:: Material to process ::
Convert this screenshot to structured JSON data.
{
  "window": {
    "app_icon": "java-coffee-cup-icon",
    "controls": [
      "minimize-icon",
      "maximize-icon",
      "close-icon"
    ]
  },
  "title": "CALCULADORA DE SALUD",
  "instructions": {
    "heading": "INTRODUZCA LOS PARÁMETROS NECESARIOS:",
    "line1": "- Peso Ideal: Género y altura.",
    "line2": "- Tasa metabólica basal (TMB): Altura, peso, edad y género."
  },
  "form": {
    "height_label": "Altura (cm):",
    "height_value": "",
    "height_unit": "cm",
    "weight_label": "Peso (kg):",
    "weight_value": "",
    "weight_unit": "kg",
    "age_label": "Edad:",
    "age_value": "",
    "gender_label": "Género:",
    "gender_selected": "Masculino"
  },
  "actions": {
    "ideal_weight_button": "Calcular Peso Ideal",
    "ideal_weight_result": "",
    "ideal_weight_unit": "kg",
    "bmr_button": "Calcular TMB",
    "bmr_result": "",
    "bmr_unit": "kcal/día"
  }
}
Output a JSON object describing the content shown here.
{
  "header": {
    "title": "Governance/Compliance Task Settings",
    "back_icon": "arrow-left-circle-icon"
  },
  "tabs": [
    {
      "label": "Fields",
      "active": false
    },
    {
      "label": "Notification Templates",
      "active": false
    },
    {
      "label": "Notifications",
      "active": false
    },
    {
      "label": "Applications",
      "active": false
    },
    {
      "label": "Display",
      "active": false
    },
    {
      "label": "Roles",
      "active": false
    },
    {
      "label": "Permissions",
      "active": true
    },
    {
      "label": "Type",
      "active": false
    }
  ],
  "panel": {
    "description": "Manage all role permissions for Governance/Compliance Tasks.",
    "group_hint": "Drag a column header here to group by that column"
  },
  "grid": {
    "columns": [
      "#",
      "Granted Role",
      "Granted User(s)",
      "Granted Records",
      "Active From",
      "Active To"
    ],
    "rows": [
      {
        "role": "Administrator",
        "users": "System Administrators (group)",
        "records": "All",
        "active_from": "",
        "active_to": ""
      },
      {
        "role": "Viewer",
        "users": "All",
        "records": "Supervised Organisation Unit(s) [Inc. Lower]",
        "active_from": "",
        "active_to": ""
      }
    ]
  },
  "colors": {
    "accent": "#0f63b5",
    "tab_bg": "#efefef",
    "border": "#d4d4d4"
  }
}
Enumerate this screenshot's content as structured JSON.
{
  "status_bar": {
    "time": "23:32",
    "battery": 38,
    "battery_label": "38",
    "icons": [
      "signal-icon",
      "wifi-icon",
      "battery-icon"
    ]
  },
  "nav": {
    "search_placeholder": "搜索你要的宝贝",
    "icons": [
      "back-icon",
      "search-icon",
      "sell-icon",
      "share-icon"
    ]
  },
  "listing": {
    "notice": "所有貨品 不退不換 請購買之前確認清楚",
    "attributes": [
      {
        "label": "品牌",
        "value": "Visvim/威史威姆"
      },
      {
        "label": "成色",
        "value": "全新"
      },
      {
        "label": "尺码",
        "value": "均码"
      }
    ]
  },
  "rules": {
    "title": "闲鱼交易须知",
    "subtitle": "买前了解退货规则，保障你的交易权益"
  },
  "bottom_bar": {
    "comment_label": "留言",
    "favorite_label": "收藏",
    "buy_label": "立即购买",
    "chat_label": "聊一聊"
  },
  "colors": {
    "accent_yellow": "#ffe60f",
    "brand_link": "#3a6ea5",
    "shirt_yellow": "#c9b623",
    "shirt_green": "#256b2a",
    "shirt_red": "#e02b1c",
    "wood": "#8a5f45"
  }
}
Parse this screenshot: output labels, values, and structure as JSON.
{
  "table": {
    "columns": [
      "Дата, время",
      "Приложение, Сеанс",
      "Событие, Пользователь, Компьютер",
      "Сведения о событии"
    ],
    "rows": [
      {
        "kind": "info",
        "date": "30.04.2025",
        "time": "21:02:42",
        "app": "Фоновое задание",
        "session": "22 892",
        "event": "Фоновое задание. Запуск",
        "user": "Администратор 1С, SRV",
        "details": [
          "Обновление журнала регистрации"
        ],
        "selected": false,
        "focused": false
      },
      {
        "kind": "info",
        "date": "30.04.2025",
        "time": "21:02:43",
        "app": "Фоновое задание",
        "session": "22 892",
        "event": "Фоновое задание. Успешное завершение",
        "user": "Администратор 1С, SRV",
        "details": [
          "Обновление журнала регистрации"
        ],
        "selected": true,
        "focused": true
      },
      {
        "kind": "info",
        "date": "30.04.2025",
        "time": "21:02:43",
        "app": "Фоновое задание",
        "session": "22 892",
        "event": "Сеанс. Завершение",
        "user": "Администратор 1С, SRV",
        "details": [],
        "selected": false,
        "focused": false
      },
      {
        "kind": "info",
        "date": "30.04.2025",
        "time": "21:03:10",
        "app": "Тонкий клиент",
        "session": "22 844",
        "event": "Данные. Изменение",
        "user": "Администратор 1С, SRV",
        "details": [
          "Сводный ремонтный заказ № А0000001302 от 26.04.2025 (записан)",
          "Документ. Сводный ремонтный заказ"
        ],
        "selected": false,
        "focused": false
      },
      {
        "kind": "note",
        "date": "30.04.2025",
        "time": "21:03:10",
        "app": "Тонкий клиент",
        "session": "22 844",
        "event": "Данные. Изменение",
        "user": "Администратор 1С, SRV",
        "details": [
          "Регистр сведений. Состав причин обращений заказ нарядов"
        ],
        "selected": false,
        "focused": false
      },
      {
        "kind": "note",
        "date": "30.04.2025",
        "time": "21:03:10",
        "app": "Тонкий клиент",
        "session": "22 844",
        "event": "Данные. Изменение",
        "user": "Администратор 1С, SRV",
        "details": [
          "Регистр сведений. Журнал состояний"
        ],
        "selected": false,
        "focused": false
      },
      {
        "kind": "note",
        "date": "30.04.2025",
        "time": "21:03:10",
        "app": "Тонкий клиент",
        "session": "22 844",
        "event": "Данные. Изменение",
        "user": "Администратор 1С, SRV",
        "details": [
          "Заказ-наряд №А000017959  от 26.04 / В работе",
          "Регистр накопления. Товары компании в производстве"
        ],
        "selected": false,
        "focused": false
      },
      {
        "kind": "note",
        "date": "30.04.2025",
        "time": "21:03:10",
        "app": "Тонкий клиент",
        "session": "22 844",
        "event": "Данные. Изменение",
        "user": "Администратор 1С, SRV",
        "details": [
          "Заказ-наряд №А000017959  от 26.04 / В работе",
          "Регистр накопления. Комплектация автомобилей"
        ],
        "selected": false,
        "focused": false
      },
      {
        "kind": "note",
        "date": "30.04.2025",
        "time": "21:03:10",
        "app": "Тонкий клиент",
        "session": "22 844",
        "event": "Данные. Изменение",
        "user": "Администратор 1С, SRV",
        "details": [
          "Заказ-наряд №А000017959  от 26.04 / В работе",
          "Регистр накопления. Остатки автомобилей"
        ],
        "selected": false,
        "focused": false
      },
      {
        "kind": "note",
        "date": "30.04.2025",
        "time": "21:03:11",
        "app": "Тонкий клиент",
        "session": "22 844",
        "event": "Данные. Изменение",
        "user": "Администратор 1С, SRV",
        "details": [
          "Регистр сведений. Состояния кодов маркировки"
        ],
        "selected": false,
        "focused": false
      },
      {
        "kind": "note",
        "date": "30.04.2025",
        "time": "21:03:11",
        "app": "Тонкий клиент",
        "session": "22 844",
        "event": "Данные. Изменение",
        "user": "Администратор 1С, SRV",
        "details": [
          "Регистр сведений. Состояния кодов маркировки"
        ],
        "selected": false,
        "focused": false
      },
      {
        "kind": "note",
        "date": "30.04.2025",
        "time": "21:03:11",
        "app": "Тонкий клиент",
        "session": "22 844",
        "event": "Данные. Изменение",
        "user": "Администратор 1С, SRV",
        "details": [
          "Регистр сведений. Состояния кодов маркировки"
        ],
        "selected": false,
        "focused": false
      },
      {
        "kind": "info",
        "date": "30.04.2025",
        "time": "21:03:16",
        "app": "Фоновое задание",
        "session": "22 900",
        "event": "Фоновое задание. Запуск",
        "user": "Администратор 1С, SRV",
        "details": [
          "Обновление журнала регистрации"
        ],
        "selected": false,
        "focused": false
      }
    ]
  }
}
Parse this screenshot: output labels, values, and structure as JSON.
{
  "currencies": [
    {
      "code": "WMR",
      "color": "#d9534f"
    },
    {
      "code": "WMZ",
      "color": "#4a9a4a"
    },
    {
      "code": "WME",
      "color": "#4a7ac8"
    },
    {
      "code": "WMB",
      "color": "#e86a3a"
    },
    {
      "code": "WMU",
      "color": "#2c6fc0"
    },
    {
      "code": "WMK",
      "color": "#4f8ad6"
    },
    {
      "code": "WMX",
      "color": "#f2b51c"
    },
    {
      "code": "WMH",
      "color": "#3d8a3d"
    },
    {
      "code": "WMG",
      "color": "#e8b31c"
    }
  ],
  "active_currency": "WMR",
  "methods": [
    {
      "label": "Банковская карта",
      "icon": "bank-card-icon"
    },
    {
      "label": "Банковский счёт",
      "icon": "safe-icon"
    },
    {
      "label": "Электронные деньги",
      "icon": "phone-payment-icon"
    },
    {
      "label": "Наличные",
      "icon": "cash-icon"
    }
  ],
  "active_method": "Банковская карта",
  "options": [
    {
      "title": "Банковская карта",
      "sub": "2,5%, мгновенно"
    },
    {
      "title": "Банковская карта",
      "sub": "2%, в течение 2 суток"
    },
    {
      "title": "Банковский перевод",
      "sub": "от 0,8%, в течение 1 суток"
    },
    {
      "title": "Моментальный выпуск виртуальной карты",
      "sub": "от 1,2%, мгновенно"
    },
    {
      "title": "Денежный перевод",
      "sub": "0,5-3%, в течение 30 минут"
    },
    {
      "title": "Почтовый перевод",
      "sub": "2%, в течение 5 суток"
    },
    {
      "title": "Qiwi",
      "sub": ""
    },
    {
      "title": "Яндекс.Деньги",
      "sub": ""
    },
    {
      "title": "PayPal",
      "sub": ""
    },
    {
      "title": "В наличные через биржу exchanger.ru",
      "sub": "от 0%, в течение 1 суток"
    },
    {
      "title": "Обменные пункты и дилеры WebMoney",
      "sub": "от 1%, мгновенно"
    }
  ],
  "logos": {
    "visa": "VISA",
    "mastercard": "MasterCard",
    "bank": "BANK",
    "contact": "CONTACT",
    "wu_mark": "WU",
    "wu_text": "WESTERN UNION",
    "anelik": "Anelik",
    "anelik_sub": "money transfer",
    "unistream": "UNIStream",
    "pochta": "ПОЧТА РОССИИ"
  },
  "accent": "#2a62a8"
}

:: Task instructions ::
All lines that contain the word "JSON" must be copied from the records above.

:: Exercise solution ::
Convert this screenshot to structured JSON data.
Output a JSON object describing the content shown here.
Enumerate this screenshot's content as structured JSON.
Parse this screenshot: output labels, values, and structure as JSON.
Parse this screenshot: output labels, values, and structure as JSON.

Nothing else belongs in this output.